'I don't want to achieve immortality through my work... I want to achieve it through not dying.' Woody Allen
Maybe people should send him a PM to encourage him to try to do more. I think Butch is pretty busy with other things, and that's the main difficulty with making a bunch more, but if people encourage them to do more, maybe they will.
Ill second the z Kramer i have a carbon one and love it
I have two: Herder "Windmühlenmesser" 3.3" Paring Knife and a T-I Sabatier Nogent 3" Paring Knife. The Herder is flat edged w/sheep's foot pattern. The T-I is your classical triangular shape. The Herder absolutely excels at peeling and the T-I for everything else.
Current fashion dictates that paring knives are out and petties in, but I wonder if this has more to do with the fact that not many Japanese companies produce paring knives. I ditched my utility/petty knives a while ago because I find them the most redundant knives in the typical kitchen (next to the slicer*). Some say they prefer the extra length afforded by the petty, but I prefer the nimbleness of the paring knife even for tasks such as breaking down chicken. I don't find the extra length advantageous for this task. I've field dressed elk with a 3 1/2 inch drop point, and most field "bird knives" are 3-4" in length
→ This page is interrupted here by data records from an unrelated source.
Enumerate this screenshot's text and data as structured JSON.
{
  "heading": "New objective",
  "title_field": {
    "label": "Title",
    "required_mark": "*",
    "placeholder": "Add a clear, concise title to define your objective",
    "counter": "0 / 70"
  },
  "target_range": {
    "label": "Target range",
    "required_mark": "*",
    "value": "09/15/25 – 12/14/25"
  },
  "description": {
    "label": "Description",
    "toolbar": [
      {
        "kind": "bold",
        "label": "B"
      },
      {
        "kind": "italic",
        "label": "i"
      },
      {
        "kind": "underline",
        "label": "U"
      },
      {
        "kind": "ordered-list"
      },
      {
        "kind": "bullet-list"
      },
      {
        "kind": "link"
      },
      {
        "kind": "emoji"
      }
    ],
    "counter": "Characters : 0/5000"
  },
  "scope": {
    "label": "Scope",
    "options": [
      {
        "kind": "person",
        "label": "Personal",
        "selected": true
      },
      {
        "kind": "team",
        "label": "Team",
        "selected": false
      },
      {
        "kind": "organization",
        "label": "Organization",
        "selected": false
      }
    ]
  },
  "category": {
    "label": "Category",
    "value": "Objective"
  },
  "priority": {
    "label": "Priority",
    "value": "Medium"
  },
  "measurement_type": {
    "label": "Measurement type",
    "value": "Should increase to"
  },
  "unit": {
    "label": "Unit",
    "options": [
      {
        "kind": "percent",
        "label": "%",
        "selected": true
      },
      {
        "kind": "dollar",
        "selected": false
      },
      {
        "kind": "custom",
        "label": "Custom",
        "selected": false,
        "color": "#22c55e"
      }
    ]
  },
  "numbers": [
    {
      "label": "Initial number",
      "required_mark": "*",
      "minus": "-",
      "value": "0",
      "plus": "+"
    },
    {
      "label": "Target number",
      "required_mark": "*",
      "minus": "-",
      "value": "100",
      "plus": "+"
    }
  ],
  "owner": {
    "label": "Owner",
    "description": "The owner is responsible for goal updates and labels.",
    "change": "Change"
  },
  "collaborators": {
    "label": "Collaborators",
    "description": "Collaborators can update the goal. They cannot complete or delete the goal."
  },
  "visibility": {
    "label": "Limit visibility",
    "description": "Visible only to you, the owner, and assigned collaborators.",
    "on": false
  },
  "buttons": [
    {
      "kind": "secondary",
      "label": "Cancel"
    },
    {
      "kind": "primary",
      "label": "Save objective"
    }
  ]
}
*regarding my slicer comment, I do find them more useful as a specialized knife, but in a typical western kitchen (professional or not), a chef's knife does everything a slicer does and you don't have to switch out/wash an extra knife. If I am doing a lot of slicing, then it is usually because I am breaking down a whole animal (usually game), and for that I have my butcher knives.
After owning many different knives/patterns I've come to realize that the classic chef's/paring combo will cover all my needs on the board for food prep. I also have a bread knife, which gets a lot of use.
I think Butch is sitting on one or two extra parers. At least he was when I picked up my neck knife...
The difference between try and triumph is a little "umph"! NO EXCUSES!!!!!!!
I think nothing beats the Kato. It feels like a 150mm kitchen scalpel. The pointy and very thin tip makes it work very well when 'cleaning' meat as well as veg.
Really digging my Ealy new style paring knife. I also have a Menefee custom that while it has a very thick grind it does a great job at pull cuts without taking my thumb off.